Data items:
══════════

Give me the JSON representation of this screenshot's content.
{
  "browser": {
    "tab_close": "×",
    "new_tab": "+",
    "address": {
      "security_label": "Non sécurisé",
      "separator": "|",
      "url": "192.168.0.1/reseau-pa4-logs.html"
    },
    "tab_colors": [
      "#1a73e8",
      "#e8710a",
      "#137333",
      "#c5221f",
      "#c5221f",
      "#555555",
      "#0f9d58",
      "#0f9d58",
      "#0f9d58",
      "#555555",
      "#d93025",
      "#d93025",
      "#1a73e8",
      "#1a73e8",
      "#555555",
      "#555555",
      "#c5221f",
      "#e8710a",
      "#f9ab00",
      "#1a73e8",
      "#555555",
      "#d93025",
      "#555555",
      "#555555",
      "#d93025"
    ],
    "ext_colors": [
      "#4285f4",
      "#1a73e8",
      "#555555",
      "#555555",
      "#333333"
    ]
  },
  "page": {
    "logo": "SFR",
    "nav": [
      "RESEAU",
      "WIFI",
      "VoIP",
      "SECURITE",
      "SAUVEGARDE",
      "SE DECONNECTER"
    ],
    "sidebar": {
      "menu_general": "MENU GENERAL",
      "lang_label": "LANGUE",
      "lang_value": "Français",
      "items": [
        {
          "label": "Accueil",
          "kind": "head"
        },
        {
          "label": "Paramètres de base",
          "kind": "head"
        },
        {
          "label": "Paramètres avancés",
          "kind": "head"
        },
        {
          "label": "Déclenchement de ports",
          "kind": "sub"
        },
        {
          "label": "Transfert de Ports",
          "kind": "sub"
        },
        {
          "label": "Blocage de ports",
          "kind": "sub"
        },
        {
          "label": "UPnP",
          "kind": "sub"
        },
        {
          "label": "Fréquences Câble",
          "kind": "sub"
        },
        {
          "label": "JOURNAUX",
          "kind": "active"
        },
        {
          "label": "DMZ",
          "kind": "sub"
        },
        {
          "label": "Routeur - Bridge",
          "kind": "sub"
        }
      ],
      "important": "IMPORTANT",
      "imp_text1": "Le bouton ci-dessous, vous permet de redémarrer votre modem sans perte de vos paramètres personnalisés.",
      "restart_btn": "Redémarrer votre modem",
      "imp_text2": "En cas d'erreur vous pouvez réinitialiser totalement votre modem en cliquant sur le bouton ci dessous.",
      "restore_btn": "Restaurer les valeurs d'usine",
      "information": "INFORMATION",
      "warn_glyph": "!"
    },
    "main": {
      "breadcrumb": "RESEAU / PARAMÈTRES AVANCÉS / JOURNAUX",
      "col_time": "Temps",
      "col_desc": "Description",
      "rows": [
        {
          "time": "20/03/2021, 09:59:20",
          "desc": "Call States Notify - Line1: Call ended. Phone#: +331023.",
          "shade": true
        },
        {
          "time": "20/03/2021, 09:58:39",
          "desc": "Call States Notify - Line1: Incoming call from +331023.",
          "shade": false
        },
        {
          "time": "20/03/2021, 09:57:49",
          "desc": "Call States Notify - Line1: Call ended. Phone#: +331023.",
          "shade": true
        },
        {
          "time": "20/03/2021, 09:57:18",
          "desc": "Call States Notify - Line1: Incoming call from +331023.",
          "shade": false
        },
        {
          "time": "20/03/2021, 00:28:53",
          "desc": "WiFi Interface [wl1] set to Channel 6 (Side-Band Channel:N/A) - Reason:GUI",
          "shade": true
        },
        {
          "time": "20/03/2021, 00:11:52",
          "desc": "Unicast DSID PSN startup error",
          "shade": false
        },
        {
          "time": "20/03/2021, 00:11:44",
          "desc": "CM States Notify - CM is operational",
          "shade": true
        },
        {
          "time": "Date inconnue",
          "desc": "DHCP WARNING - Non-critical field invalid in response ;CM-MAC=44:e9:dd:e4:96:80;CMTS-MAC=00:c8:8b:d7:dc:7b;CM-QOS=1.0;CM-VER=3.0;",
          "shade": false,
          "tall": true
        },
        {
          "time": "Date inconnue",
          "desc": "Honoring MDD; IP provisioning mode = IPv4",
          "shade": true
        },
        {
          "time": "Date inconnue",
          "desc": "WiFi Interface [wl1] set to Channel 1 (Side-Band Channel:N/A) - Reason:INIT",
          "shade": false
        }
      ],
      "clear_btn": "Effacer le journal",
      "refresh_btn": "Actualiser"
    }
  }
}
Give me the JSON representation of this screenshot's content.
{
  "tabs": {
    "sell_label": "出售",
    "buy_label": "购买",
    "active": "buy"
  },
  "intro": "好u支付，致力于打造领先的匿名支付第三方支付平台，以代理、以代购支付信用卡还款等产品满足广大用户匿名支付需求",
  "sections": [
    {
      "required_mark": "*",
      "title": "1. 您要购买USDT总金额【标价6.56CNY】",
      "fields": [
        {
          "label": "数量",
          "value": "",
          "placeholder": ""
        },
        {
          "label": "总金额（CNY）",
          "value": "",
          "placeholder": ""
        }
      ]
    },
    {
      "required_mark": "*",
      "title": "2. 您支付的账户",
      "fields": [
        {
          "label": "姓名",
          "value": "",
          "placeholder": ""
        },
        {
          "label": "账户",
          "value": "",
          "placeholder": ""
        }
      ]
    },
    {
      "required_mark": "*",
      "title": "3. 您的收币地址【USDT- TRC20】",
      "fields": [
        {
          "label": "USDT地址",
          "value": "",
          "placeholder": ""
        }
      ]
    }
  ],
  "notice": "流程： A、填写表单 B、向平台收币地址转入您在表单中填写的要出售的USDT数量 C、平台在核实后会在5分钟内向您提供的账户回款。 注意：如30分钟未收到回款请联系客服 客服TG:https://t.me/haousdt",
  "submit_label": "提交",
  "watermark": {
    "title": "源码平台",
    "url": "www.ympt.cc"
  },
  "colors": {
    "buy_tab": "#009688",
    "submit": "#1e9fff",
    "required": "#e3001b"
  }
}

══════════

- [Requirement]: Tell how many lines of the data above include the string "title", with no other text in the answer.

- [Task response]: 4